Copy all lines below containing "предоставление".

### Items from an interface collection
____

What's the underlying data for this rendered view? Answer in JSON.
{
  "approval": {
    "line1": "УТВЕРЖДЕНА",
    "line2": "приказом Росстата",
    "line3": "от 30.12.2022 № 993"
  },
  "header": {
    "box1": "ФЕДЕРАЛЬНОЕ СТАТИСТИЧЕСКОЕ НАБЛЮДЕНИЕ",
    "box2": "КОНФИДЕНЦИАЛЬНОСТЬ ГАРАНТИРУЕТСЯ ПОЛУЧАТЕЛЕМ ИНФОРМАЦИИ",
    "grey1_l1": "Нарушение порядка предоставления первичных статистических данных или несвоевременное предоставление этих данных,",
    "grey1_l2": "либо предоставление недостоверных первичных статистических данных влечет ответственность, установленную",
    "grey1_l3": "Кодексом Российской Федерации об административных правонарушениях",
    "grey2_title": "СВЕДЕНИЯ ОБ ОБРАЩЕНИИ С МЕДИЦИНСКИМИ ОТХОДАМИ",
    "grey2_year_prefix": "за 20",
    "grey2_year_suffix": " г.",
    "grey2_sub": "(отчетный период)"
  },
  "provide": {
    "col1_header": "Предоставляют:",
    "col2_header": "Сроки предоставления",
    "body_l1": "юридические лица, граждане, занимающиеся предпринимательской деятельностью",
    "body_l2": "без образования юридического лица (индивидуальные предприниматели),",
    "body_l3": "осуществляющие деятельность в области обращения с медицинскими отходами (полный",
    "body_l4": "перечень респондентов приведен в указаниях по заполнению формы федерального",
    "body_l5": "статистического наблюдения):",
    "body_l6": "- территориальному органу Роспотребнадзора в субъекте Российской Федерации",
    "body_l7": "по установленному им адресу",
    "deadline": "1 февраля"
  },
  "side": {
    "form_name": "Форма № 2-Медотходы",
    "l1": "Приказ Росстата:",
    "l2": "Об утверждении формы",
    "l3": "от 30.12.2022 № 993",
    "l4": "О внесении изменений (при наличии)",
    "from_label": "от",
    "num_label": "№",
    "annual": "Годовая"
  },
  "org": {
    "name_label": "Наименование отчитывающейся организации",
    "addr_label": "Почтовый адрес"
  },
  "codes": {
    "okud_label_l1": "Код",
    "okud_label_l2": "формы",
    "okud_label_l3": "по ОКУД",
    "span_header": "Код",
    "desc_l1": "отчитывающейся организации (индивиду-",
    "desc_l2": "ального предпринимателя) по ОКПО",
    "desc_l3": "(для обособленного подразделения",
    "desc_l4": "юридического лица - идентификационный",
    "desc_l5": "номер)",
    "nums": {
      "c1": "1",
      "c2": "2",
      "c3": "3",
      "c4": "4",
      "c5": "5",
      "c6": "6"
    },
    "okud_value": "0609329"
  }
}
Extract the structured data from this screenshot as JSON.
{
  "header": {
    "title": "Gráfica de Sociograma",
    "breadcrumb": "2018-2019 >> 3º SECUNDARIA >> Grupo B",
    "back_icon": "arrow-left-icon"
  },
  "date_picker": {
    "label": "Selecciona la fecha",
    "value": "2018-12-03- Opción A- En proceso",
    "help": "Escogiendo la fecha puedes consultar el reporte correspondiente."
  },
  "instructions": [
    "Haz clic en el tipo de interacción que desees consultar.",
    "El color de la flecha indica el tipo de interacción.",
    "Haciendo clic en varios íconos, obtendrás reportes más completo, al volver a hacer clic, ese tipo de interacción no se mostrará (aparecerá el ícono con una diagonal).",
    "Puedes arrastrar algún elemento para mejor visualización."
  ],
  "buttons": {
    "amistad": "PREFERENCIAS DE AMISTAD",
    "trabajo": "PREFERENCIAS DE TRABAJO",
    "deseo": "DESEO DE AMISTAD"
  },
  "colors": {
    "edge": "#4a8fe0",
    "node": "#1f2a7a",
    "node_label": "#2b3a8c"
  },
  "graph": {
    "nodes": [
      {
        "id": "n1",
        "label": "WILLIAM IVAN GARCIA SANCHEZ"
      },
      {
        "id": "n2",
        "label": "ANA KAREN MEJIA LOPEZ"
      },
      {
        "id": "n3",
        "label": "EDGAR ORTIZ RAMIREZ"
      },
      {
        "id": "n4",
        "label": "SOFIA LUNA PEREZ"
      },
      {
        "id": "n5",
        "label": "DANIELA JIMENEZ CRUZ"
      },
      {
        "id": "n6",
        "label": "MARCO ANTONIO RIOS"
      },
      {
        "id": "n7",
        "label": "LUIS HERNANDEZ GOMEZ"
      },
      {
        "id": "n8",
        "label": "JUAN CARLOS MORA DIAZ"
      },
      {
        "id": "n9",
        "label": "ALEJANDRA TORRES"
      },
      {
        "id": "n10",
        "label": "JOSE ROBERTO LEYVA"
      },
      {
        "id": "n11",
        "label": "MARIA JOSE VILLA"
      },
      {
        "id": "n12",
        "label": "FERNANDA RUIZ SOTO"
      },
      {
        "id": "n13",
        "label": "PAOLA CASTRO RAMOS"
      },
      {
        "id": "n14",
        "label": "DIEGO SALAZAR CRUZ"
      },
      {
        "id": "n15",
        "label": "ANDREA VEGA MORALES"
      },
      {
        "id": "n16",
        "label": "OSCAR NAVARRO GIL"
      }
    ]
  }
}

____

### Completed task
    "grey1_l1": "Нарушение порядка предоставления первичных статистических данных или несвоевременное предоставление этих данных,",
    "grey1_l2": "либо предоставление недостоверных первичных статистических данных влечет ответственность, установленную",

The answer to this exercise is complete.